11.2, 12.1 and 12.2 Oracle Client support
SQL and PL/SQL execution
Large objects (CLOB, NCLOB, BLOB, BFILE)
Timestamps (naive, with time zone, with local time zone)
PL/SQL arrays (index-by integer tables)
Objects (types in SQL, records in PL/SQL)
Array DML Row Counts
Connections via Session pools (homogeneous and non-homogeneous)
Session Tagging in session pools
Database Resident Connection Pooling (DRCP)
Connection Validation (when acquired from session pool or DRCP)
Statement caching (with tagging)
DML RETURNING clause
Privileged connection support (SYSDBA, SYSOPER, SYSASM, PRELIM_AUTH)
End-to-end tracing, mid-tier authentication and auditing (action, module, client identifier, client info, database operation)
Query Result Caching
Application Continuity (with some limitations)
OCI Client Version and Server Version
Implicit Result Sets
Continuous Query Notification
Edition Based Redefinition
Two Phase Commit
In case you want to access other OCI calls without having to modify ODPI-C code, there is a call to get the underlying OCI service context handle.
ODPI-C applications can make full advantage of OCI features which don't require API access, such as the oraaccess.xml configuration for enabling statement cache auto-tuning. Similarly, Oracle Database features controlled by SQL and PL/SQL, such as partitioning, can be used in applications, as you would expect.
Communication to the database is handled by Oracle Net, so features such as encrypted communication and LDAP can be configured.
ODPI-C's API makes memory and resource management simpler, particularly for 'binding' and 'defining'. A reference counting mechanism adds resiliency by stopping applications destroying in-use OCI resources. To offer an alternative programming experience from OCI, the ODPI-C API uses a multiple getter/setter model for handling attributes.
ODPI-C is released as source-code on GitHub. The code makes OCI calls and so requires an Oracle client, which must be installed separately. Version 11.2 or later of the client is required. This allows applications to connect to Oracle Database 9.2 or later. The free Oracle Instant Client is the standard way to obtain standalone Oracle client libraries and header files.

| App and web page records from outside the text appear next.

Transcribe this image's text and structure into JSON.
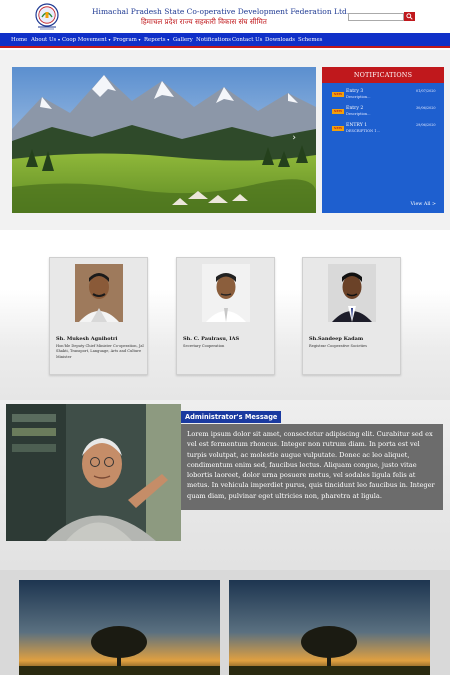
{
  "header": {
    "title_en": "Himachal Pradesh State Co-operative Development Federation Ltd.",
    "title_hi": "हिमाचल प्रदेश राज्य सहकारी विकास संघ सीमित",
    "search_placeholder": "",
    "search_icon": "search-icon"
  },
  "nav": {
    "items": [
      {
        "label": "Home"
      },
      {
        "label": "About Us"
      },
      {
        "label": "Coop Movement"
      },
      {
        "label": "Program"
      },
      {
        "label": "Reports"
      },
      {
        "label": "Gallery"
      },
      {
        "label": "Notifications"
      },
      {
        "label": "Contact Us"
      },
      {
        "label": "Downloads"
      },
      {
        "label": "Schemes"
      }
    ],
    "caret": "▾"
  },
  "slider": {
    "next_arrow": "›"
  },
  "notifications": {
    "heading": "NOTIFICATIONS",
    "badge": "NEW",
    "items": [
      {
        "title": "Entry 3",
        "desc": "Description...",
        "date": "01/07/2020"
      },
      {
        "title": "Entry 2",
        "desc": "Description...",
        "date": "30/06/2020"
      },
      {
        "title": "ENTRY 1",
        "desc": "DESCRIPTION 1...",
        "date": "29/06/2020"
      }
    ],
    "view_all": "View All >"
  },
  "officials": [
    {
      "name": "Sh. Mukesh Agnihotri",
      "designation": "Hon'ble Deputy Chief Minister Co-operation, Jal Shakti, Transport, Language, Arts and Culture Minister"
    },
    {
      "name": "Sh. C. Paulrasu, IAS",
      "designation": "Secretary Cooperation"
    },
    {
      "name": "Sh.Sandeep Kadam",
      "designation": "Registrar Cooperative Societies"
    }
  ],
  "admin": {
    "heading": "Administrator's Message",
    "message": "Lorem ipsum dolor sit amet, consectetur adipiscing elit. Curabitur sed ex vel est fermentum rhoncus. Integer non rutrum diam. In porta est vel turpis volutpat, ac molestie augue vulputate. Donec ac leo aliquet, condimentum enim sed, faucibus lectus. Aliquam congue, justo vitae lobortis laoreet, dolor urna posuere metus, vel sodales ligula felis at metus. In vehicula imperdiet purus, quis tincidunt leo faucibus in. Integer quam diam, pulvinar eget ultricies non, pharetra at ligula."
  },
  "colors": {
    "nav_blue": "#1030c8",
    "brand_red": "#c0181c",
    "notif_blue": "#1e5fcf",
    "title_blue": "#1f3a93"
  }
}
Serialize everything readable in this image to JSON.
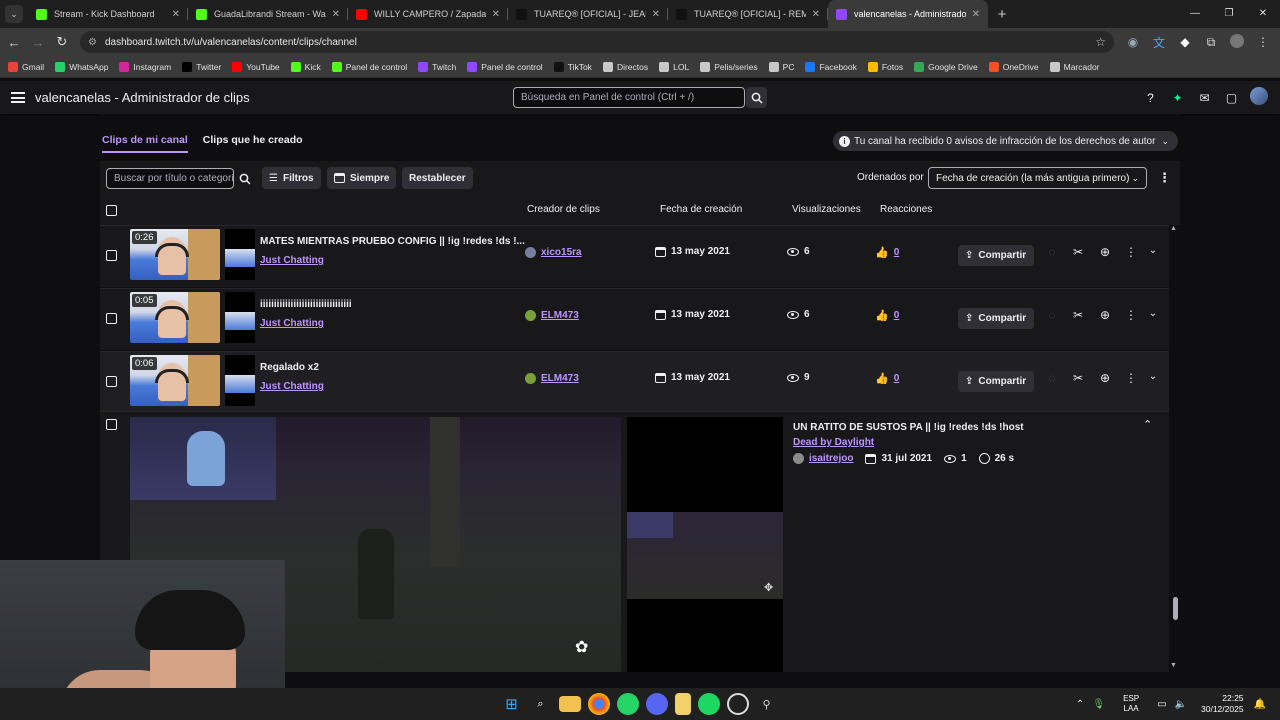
{
  "browser": {
    "tabs": [
      {
        "title": "Stream - Kick Dashboard",
        "icon": "kick-icon",
        "color": "#53fc18",
        "active": false
      },
      {
        "title": "GuadaLibrandi Stream - Watch",
        "icon": "kick-icon",
        "color": "#53fc18",
        "active": false
      },
      {
        "title": "WILLY CAMPERO / Zapada EN",
        "icon": "youtube-icon",
        "color": "#ff0000",
        "active": false
      },
      {
        "title": "TUAREQ® [OFICIAL] - JEAN M",
        "icon": "tuareq-icon",
        "color": "#111111",
        "active": false
      },
      {
        "title": "TUAREQ® [OFICIAL] - REMERA",
        "icon": "tuareq-icon",
        "color": "#111111",
        "active": false
      },
      {
        "title": "valencanelas - Administrador d",
        "icon": "twitch-icon",
        "color": "#9146ff",
        "active": true
      }
    ],
    "url": "dashboard.twitch.tv/u/valencanelas/content/clips/channel",
    "bookmarks": [
      {
        "label": "Gmail",
        "color": "#ea4335"
      },
      {
        "label": "WhatsApp",
        "color": "#25d366"
      },
      {
        "label": "Instagram",
        "color": "#d6249f"
      },
      {
        "label": "Twitter",
        "color": "#000000"
      },
      {
        "label": "YouTube",
        "color": "#ff0000"
      },
      {
        "label": "Kick",
        "color": "#53fc18"
      },
      {
        "label": "Panel de control",
        "color": "#53fc18"
      },
      {
        "label": "Twitch",
        "color": "#9146ff"
      },
      {
        "label": "Panel de control",
        "color": "#9146ff"
      },
      {
        "label": "TikTok",
        "color": "#111111"
      },
      {
        "label": "Directos",
        "color": "#c8c8c8"
      },
      {
        "label": "LOL",
        "color": "#c8c8c8"
      },
      {
        "label": "Pelis/series",
        "color": "#c8c8c8"
      },
      {
        "label": "PC",
        "color": "#c8c8c8"
      },
      {
        "label": "Facebook",
        "color": "#1877f2"
      },
      {
        "label": "Fotos",
        "color": "#fbbc04"
      },
      {
        "label": "Google Drive",
        "color": "#34a853"
      },
      {
        "label": "OneDrive",
        "color": "#f25022"
      },
      {
        "label": "Marcador",
        "color": "#c8c8c8"
      }
    ]
  },
  "header": {
    "title": "valencanelas - Administrador de clips",
    "search_placeholder": "Búsqueda en Panel de control (Ctrl + /)"
  },
  "subtabs": [
    {
      "label": "Clips de mi canal",
      "active": true
    },
    {
      "label": "Clips que he creado",
      "active": false
    }
  ],
  "copyright_notice": "Tu canal ha recibido 0 avisos de infracción de los derechos de autor",
  "toolbar": {
    "search_placeholder": "Buscar por título o categoría",
    "filters_label": "Filtros",
    "time_label": "Siempre",
    "reset_label": "Restablecer",
    "sort_label": "Ordenados por",
    "sort_value": "Fecha de creación (la más antigua primero)"
  },
  "columns": {
    "creator": "Creador de clips",
    "date": "Fecha de creación",
    "views": "Visualizaciones",
    "reactions": "Reacciones"
  },
  "share_label": "Compartir",
  "clips": [
    {
      "duration": "0:26",
      "title": "MATES MIENTRAS PRUEBO CONFIG || !ig !redes !ds !...",
      "category": "Just Chatting",
      "creator": "xico15ra",
      "date": "13 may 2021",
      "views": "6",
      "likes": "0",
      "highlight": false
    },
    {
      "duration": "0:05",
      "title": "iiiiiiiiiiiiiiiiiiiiiiiiiiiiiiiii",
      "category": "Just Chatting",
      "creator": "ELM473",
      "date": "13 may 2021",
      "views": "6",
      "likes": "0",
      "highlight": false
    },
    {
      "duration": "0:06",
      "title": "Regalado x2",
      "category": "Just Chatting",
      "creator": "ELM473",
      "date": "13 may 2021",
      "views": "9",
      "likes": "0",
      "highlight": true
    }
  ],
  "expanded_clip": {
    "title": "UN RATITO DE SUSTOS PA || !ig !redes !ds !host",
    "category": "Dead by Daylight",
    "creator": "isaitrejoo",
    "date": "31 jul 2021",
    "views": "1",
    "duration": "26 s"
  },
  "taskbar": {
    "lang_top": "ESP",
    "lang_bottom": "LAA",
    "time": "22:25",
    "date": "30/12/2025"
  },
  "colors": {
    "accent": "#bf94ff",
    "twitch": "#9146ff"
  }
}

The project is licensed under the Apache 2.0 and/or the Oracle UPL licenses, so the code is readily available for adoption into your own projects.
ODPI-C code can be included in your C or C++ applications and compiled like any OCI application. Or if you want to use ODPI-C as a shared library, a sample Makefile for building on Linux, OS X and Windows is provided
Support for ODPI-C is via logging GitHub Issues only - but this does have the advantage of giving you direct access to ODPI-C developers. Also remember the underlying OCI libraries (which do all the hard work) are extremely widely used, tested and supported.
If you want to do more than view the code, you can build ODPI-C as a library using the sample Makefile, and then build the current standalone sample programs. These show a number of ODPI-C features.
The ODPI-C release today is 2.0.0-beta.1, indicating we're happy with the general design but want to get your wider review. We also need to complete some testing and add some polish.
We aim to stabilize ODPI-C relatively quickly and then continue adding functionality, such as support for the new Oracle Database 12.2 Sharding feature.
Future Node.js node-oracledb and Python cx_Oracle drivers will use ODPI-C. There is active work on these updates.
I know Kubo Takehiro, who does a fantastic job maintaining the ruby-oci8 driver, has been keen to see what ODPI-C can do for his driver. I look forward to seeing how he uses it.
I think you'll be pleased with the direction and plans for scripting languages in 2017.
We really welcome your feedback on this big step forward.
Home page is: https://oracle.github.io/odpi/
Code is at https://github.com/oracle/odpi
Documentation is at https://oracle.github.io/odpi/doc/index.html
Issues and comments are be reported at https://github.com/oracle/odpi/issues